*Task brief:*
In every line of the records, look for "Time", then report how many lines have it and nothing else.

*Provided records:*

━━━━━━━━━━━━━━━━

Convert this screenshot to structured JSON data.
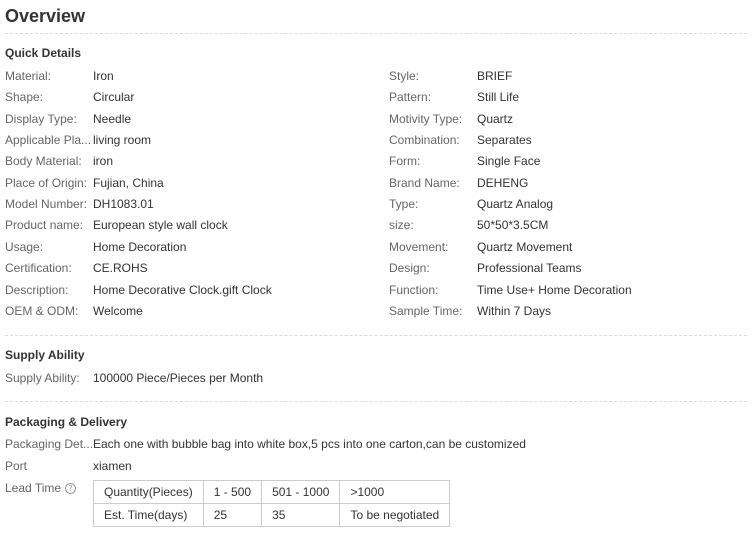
{
  "title": "Overview",
  "quick_details": {
    "heading": "Quick Details",
    "left": [
      {
        "label": "Material:",
        "value": "Iron"
      },
      {
        "label": "Shape:",
        "value": "Circular"
      },
      {
        "label": "Display Type:",
        "value": "Needle"
      },
      {
        "label": "Applicable Pla...",
        "value": "living room"
      },
      {
        "label": "Body Material:",
        "value": "iron"
      },
      {
        "label": "Place of Origin:",
        "value": "Fujian, China"
      },
      {
        "label": "Model Number:",
        "value": "DH1083.01"
      },
      {
        "label": "Product name:",
        "value": "European style wall clock"
      },
      {
        "label": "Usage:",
        "value": "Home Decoration"
      },
      {
        "label": "Certification:",
        "value": "CE.ROHS"
      },
      {
        "label": "Description:",
        "value": "Home Decorative Clock.gift Clock"
      },
      {
        "label": "OEM & ODM:",
        "value": "Welcome"
      }
    ],
    "right": [
      {
        "label": "Style:",
        "value": "BRIEF"
      },
      {
        "label": "Pattern:",
        "value": "Still Life"
      },
      {
        "label": "Motivity Type:",
        "value": "Quartz"
      },
      {
        "label": "Combination:",
        "value": "Separates"
      },
      {
        "label": "Form:",
        "value": "Single Face"
      },
      {
        "label": "Brand Name:",
        "value": "DEHENG"
      },
      {
        "label": "Type:",
        "value": "Quartz Analog"
      },
      {
        "label": "size:",
        "value": "50*50*3.5CM"
      },
      {
        "label": "Movement:",
        "value": "Quartz Movement"
      },
      {
        "label": "Design:",
        "value": "Professional Teams"
      },
      {
        "label": "Function:",
        "value": "Time Use+ Home Decoration"
      },
      {
        "label": "Sample Time:",
        "value": "Within 7 Days"
      }
    ]
  },
  "supply_ability": {
    "heading": "Supply Ability",
    "label": "Supply Ability:",
    "value": "100000 Piece/Pieces per Month"
  },
  "packaging": {
    "heading": "Packaging & Delivery",
    "details_label": "Packaging Det...",
    "details_value": "Each one with bubble bag into white box,5 pcs into one carton,can be customized",
    "port_label": "Port",
    "port_value": "xiamen",
    "lead_time_label": "Lead Time",
    "help_icon": "question-circle-icon",
    "lead_table": {
      "rows": [
        [
          "Quantity(Pieces)",
          "1 - 500",
          "501 - 1000",
          ">1000"
        ],
        [
          "Est. Time(days)",
          "25",
          "35",
          "To be negotiated"
        ]
      ]
    }
  }
}
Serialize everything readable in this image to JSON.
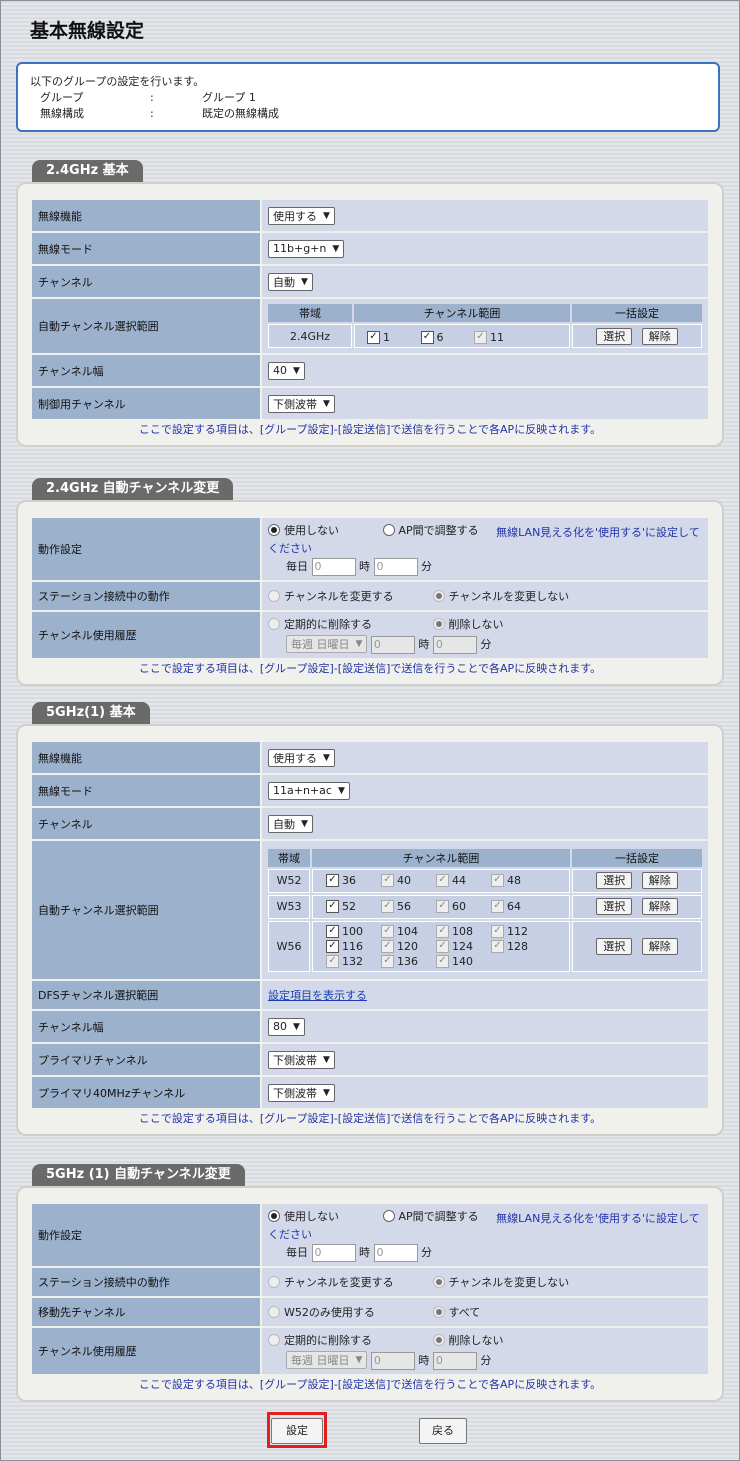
{
  "title": "基本無線設定",
  "info": {
    "intro": "以下のグループの設定を行います。",
    "rows": [
      {
        "key": "グループ",
        "sep": ":",
        "value": "グループ 1"
      },
      {
        "key": "無線構成",
        "sep": ":",
        "value": "既定の無線構成"
      }
    ]
  },
  "note": "ここで設定する項目は、[グループ設定]-[設定送信]で送信を行うことで各APに反映されます。",
  "s24": {
    "tab": "2.4GHz 基本",
    "wireless_func": {
      "label": "無線機能",
      "value": "使用する"
    },
    "mode": {
      "label": "無線モード",
      "value": "11b+g+n"
    },
    "channel": {
      "label": "チャンネル",
      "value": "自動"
    },
    "auto_range": {
      "label": "自動チャンネル選択範囲",
      "hdr_band": "帯域",
      "hdr_range": "チャンネル範囲",
      "hdr_bulk": "一括設定",
      "band": "2.4GHz",
      "ch": [
        "1",
        "6",
        "11"
      ]
    },
    "width": {
      "label": "チャンネル幅",
      "value": "40"
    },
    "control": {
      "label": "制御用チャンネル",
      "value": "下側波帯"
    },
    "btn_select": "選択",
    "btn_clear": "解除"
  },
  "a24": {
    "tab": "2.4GHz 自動チャンネル変更",
    "op": {
      "label": "動作設定",
      "opt1": "使用しない",
      "opt2": "AP間で調整する",
      "warn": "無線LAN見える化を'使用する'に設定してください",
      "daily": "毎日",
      "h_val": "0",
      "h": "時",
      "m_val": "0",
      "m": "分"
    },
    "station": {
      "label": "ステーション接続中の動作",
      "opt1": "チャンネルを変更する",
      "opt2": "チャンネルを変更しない"
    },
    "history": {
      "label": "チャンネル使用履歴",
      "opt1": "定期的に削除する",
      "opt2": "削除しない",
      "weekly": "毎週 日曜日",
      "h_val": "0",
      "h": "時",
      "m_val": "0",
      "m": "分"
    }
  },
  "s5": {
    "tab": "5GHz(1) 基本",
    "wireless_func": {
      "label": "無線機能",
      "value": "使用する"
    },
    "mode": {
      "label": "無線モード",
      "value": "11a+n+ac"
    },
    "channel": {
      "label": "チャンネル",
      "value": "自動"
    },
    "auto_range": {
      "label": "自動チャンネル選択範囲",
      "hdr_band": "帯域",
      "hdr_range": "チャンネル範囲",
      "hdr_bulk": "一括設定",
      "w52": {
        "band": "W52",
        "ch": [
          "36",
          "40",
          "44",
          "48"
        ]
      },
      "w53": {
        "band": "W53",
        "ch": [
          "52",
          "56",
          "60",
          "64"
        ]
      },
      "w56": {
        "band": "W56",
        "ch": [
          "100",
          "104",
          "108",
          "112",
          "116",
          "120",
          "124",
          "128",
          "132",
          "136",
          "140"
        ]
      }
    },
    "dfs": {
      "label": "DFSチャンネル選択範囲",
      "link": "設定項目を表示する"
    },
    "width": {
      "label": "チャンネル幅",
      "value": "80"
    },
    "primary": {
      "label": "プライマリチャンネル",
      "value": "下側波帯"
    },
    "primary40": {
      "label": "プライマリ40MHzチャンネル",
      "value": "下側波帯"
    },
    "btn_select": "選択",
    "btn_clear": "解除"
  },
  "a5": {
    "tab": "5GHz (1) 自動チャンネル変更",
    "op": {
      "label": "動作設定",
      "opt1": "使用しない",
      "opt2": "AP間で調整する",
      "warn": "無線LAN見える化を'使用する'に設定してください",
      "daily": "毎日",
      "h_val": "0",
      "h": "時",
      "m_val": "0",
      "m": "分"
    },
    "station": {
      "label": "ステーション接続中の動作",
      "opt1": "チャンネルを変更する",
      "opt2": "チャンネルを変更しない"
    },
    "dest": {
      "label": "移動先チャンネル",
      "opt1": "W52のみ使用する",
      "opt2": "すべて"
    },
    "history": {
      "label": "チャンネル使用履歴",
      "opt1": "定期的に削除する",
      "opt2": "削除しない",
      "weekly": "毎週 日曜日",
      "h_val": "0",
      "h": "時",
      "m_val": "0",
      "m": "分"
    }
  },
  "buttons": {
    "set": "設定",
    "back": "戻る"
  }
}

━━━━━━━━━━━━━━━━

*Exercise result:*
4